While the poll was never a scientific measure of how “Beer City” a city might be, Asheville’s passion for our beer scene led us to repeat victories over much larger and longer established competitors.  I’ll probably miss the excitement of the last few days of the poll each year, with everyone discussing the real-time results and how long they have left to vote.  But we have seen more benefit from it than anyone could have expected, and it’s always good to go out on top.   

Frank Coxe - Asheville History Fact of the Week

So, last week I wrote a bit about Colonel Frank Coxe and his vision that helped make Asheville the legendary tourist destination it has become.  This week I wanted to share an interesting personal fact about the early life of Colonel Coxe.  Specifically, I want to talk about how he was shot and killed twice during the Civil War.

Frank Coxe was born in Rutherfordton, North Carolina and spent his formative years in the South.  At the age of 21 he enlisted in the Confederate Army and quickly rose to the rank of colonel.  Soon after his promotion, however, Coxe learned that the family's coal mines in Pennsylvania were in danger of being taken by the Union Army.  Coxe, the heir to the family fortune, had the duty to go north and protect his family's interests.  He plead his case to President Jefferson Davis who gave him a pardon from his duties.  Coxe was an honorable man and didn't want his absence to affect the war effort, so he supplied a replacement.  In those days men of means could pay for someone else to serve in their place.  Coxe did just that and went north to manage his family's affairs. 

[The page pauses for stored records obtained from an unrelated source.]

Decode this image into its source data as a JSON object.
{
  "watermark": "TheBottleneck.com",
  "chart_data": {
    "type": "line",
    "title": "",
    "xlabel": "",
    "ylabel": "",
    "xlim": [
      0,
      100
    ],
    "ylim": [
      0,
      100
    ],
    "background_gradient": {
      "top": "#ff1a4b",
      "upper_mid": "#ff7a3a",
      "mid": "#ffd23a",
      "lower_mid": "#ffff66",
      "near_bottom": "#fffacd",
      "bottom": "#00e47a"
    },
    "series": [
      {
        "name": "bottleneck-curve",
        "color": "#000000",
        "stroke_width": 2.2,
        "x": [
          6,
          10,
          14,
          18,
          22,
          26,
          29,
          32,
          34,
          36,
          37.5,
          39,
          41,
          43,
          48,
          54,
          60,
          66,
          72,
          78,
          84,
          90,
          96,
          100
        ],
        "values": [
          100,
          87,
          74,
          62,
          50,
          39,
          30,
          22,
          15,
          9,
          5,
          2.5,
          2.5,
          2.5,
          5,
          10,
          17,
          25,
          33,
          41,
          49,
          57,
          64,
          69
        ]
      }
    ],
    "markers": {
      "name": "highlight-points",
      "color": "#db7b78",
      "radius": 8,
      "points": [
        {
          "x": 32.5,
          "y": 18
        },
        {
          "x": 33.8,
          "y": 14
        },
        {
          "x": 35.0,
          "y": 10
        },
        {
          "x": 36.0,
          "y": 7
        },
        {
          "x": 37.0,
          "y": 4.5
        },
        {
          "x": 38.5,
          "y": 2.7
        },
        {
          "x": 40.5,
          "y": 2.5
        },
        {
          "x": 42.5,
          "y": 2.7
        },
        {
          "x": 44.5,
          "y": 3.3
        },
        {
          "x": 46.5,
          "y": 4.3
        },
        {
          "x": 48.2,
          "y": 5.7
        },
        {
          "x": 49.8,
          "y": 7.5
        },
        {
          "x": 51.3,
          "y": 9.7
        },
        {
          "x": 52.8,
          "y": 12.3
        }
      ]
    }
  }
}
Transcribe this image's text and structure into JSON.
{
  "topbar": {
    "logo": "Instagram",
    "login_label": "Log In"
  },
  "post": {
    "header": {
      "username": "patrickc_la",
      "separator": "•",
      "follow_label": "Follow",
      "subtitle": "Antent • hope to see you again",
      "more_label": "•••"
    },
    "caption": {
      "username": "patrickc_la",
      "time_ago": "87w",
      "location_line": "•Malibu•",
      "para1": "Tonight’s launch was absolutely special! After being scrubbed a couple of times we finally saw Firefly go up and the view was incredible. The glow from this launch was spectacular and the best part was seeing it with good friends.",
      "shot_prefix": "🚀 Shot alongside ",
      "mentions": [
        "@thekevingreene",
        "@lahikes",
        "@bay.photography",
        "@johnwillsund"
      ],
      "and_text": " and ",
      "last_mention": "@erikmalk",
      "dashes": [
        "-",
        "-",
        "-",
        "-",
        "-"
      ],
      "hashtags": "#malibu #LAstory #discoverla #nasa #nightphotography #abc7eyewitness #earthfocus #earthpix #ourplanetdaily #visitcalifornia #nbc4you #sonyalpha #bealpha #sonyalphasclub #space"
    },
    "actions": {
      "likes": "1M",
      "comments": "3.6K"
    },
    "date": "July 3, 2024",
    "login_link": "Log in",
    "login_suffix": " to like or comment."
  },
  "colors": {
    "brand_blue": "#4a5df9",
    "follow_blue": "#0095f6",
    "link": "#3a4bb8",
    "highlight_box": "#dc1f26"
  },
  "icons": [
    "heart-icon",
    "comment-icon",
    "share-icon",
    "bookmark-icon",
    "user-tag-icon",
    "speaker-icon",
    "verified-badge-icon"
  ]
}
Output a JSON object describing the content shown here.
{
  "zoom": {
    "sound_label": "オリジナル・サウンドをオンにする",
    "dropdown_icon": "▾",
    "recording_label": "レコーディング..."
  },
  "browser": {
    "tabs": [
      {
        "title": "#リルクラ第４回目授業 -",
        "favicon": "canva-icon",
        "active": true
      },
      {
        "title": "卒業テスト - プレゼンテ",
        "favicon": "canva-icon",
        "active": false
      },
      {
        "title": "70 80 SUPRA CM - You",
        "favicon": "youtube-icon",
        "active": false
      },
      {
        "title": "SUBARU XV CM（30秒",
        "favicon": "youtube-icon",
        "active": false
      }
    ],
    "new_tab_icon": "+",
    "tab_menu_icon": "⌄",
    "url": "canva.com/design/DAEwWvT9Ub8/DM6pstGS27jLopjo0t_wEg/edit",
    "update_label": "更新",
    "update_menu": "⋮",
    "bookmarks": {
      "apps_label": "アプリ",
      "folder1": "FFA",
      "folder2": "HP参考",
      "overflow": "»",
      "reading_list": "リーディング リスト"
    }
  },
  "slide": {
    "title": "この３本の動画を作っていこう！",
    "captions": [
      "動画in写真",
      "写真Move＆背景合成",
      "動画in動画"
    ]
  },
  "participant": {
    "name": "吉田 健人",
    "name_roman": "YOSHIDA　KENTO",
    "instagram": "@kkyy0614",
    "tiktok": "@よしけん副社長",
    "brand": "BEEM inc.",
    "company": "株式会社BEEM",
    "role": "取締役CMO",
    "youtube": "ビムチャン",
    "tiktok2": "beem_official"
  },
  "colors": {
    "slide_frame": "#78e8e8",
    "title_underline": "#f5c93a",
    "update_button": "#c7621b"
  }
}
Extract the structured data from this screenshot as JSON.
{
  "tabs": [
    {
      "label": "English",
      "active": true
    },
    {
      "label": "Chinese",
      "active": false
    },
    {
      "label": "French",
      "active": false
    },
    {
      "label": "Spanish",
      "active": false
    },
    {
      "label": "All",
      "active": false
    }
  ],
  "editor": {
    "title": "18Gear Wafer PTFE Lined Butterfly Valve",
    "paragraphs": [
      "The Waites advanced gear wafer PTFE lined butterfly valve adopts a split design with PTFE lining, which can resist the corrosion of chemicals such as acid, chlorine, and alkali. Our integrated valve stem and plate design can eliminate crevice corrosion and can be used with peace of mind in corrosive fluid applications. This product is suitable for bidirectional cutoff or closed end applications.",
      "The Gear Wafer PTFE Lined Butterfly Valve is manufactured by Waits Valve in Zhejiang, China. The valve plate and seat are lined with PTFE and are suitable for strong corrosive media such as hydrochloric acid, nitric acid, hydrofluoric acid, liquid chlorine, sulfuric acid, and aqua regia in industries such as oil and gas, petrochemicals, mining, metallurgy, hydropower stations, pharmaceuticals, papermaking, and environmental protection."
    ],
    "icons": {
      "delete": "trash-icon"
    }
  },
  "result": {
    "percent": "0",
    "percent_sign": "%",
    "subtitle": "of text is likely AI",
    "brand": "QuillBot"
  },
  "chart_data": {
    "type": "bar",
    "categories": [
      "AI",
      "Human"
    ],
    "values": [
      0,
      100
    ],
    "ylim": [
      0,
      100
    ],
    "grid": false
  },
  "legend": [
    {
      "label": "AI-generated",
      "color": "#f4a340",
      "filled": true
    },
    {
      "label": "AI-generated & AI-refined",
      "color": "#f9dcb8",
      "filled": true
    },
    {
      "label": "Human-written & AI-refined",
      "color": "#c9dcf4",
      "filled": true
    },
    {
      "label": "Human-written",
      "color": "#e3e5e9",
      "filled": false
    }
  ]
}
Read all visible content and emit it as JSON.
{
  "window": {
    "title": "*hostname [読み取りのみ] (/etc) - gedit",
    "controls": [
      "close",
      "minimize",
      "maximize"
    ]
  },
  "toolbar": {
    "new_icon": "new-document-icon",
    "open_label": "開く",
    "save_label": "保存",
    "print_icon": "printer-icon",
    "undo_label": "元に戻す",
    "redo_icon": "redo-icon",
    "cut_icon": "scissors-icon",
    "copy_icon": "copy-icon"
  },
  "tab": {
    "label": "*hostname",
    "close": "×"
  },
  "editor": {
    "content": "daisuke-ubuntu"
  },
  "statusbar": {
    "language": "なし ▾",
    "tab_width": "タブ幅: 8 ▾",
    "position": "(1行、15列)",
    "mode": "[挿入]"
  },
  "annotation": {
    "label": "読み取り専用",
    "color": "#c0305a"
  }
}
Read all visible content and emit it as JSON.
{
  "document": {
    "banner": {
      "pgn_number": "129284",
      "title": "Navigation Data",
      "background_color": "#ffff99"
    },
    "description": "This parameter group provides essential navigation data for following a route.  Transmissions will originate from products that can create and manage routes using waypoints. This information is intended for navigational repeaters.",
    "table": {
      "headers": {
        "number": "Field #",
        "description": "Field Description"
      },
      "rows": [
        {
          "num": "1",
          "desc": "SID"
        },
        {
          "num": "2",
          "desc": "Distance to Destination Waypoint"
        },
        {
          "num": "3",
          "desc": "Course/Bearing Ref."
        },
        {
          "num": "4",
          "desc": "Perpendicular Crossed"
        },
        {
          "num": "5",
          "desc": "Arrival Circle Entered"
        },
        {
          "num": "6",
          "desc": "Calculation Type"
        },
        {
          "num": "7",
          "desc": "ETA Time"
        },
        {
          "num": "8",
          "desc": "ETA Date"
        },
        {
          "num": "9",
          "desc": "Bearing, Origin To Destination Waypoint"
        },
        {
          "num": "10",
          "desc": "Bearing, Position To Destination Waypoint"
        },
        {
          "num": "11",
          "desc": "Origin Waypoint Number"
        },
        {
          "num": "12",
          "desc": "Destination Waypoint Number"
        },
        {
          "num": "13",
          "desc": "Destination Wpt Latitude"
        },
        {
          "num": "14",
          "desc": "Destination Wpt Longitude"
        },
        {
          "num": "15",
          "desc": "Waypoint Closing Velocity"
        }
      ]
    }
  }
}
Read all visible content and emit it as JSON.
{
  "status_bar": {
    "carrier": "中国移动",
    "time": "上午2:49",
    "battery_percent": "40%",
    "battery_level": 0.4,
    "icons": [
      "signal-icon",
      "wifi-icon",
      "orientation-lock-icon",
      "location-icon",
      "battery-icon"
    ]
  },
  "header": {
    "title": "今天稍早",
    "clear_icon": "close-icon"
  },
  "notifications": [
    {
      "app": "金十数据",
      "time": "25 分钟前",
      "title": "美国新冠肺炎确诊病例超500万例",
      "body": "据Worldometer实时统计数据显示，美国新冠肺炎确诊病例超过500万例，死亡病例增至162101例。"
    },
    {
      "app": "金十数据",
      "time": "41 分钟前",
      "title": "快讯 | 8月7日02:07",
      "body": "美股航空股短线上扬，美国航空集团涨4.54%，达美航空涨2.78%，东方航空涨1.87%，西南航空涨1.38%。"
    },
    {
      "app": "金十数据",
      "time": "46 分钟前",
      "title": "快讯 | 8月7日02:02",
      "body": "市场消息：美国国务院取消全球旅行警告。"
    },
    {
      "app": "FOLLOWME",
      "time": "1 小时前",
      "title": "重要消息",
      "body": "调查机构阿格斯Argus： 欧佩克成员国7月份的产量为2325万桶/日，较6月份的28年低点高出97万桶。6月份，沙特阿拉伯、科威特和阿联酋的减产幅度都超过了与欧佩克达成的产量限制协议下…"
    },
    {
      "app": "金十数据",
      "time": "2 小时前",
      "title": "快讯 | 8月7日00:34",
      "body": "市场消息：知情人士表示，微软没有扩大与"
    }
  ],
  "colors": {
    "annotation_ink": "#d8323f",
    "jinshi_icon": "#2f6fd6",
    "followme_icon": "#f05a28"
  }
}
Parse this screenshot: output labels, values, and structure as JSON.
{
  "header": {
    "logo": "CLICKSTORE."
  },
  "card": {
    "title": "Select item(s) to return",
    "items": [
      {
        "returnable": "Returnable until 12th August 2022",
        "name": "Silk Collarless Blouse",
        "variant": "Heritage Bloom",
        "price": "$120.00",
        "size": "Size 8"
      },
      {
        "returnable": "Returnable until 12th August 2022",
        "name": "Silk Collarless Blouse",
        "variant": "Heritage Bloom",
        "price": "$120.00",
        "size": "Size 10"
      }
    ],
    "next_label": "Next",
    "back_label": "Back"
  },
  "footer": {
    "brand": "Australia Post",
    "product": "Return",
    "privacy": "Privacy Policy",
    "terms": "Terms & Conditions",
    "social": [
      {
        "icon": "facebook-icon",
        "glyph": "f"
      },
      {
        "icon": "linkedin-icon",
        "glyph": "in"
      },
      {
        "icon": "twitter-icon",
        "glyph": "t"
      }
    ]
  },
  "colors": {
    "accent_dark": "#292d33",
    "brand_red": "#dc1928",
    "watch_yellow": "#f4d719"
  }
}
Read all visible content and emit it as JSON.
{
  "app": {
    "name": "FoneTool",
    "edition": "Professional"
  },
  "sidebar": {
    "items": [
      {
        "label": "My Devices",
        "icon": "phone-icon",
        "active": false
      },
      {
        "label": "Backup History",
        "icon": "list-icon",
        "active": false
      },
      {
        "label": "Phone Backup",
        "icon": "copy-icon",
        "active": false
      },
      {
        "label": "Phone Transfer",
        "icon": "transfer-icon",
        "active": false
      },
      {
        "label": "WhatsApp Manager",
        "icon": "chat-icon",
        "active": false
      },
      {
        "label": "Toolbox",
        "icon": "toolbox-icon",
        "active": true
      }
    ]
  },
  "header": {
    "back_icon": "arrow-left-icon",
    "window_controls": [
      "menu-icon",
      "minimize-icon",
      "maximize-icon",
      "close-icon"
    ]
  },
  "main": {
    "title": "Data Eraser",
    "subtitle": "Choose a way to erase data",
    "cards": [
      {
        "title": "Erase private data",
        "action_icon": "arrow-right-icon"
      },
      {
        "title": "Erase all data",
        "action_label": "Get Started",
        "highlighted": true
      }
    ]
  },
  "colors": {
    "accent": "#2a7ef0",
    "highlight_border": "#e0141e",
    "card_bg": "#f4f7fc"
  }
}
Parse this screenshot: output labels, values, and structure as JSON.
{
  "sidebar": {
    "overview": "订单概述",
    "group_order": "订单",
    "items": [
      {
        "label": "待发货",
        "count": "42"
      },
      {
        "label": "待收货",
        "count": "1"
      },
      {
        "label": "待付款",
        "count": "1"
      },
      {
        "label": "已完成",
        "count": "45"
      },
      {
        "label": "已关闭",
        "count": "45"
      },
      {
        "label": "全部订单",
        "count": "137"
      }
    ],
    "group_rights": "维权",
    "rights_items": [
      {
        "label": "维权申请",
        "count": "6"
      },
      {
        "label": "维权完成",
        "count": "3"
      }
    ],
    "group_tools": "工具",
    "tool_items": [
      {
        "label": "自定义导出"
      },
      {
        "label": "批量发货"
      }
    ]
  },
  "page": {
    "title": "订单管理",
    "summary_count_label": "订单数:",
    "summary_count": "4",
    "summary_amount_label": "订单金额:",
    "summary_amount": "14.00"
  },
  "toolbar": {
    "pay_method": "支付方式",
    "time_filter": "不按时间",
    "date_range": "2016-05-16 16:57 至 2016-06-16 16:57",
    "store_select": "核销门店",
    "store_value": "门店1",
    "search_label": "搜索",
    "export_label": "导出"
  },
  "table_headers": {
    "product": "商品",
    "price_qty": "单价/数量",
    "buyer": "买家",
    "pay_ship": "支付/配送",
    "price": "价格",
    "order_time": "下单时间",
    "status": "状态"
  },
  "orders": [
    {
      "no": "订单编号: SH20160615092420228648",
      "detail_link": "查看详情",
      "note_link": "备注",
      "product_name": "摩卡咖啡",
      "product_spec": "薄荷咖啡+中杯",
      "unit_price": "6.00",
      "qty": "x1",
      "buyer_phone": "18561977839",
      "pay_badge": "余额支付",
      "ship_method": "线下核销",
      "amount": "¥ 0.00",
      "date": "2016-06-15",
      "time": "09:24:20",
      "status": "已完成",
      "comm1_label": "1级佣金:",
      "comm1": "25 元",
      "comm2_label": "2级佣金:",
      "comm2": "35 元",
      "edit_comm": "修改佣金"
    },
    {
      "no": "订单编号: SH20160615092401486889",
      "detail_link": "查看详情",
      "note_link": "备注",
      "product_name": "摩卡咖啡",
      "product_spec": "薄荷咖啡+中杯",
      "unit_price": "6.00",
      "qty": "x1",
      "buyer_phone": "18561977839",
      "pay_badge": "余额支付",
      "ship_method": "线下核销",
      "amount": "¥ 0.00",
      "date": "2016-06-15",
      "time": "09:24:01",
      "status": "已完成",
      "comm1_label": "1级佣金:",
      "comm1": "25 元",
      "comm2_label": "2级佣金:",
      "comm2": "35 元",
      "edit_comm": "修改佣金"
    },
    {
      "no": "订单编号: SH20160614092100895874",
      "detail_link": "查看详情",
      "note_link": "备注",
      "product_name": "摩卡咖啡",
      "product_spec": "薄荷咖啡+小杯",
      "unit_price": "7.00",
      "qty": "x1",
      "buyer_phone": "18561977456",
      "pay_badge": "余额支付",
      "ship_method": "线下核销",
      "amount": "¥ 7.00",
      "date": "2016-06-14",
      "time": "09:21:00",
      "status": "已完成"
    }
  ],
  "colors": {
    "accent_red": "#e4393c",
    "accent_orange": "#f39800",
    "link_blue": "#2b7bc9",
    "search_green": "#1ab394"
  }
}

Colonel Frank Coxe

Once Frank got to Pennsylvania he had to take on the role of Union sympathizer in order to protect his family's mines.  The plan worked well, and his family was allowed to keep ownership of the property.  However, being a strong young man, he was quickly noticed and actively pursued by Union recruiters.  Coxe had no intentions of serving the Union side and so he again hired someone to serve in his place. 


After the war was over Coxe learned that his surrogates had fought against each other more than once in battle and in one of the last battles of the entire war both were killed.  The thought that he had hired two men and put both to their deaths stayed with him his entire life.  He was convinced that the two men had killed each other and took that guilt to the grave.

Battery Park Hotel - Asheville History Fact of the Week

Colonel Frank Coxe, the namesake of Coxe Ave in downtown Asheville, was one of the major names in the early history of Asheville.  In addition to realizing the beauty of Asheville and its potential as a vacation town, Coxe also had the forethought to build a hotel capable of attracting the very wealthy from both the northeast and the low country to the Western North Carolina Mountains.  In 1886 he opened the original Battery Park Hotel on the site of what is now the Grove Arcade.  His opening of the hotel coincided with the completion of the railroad to Asheville from the east.  With easy rail access, Asheville was no longer isolated.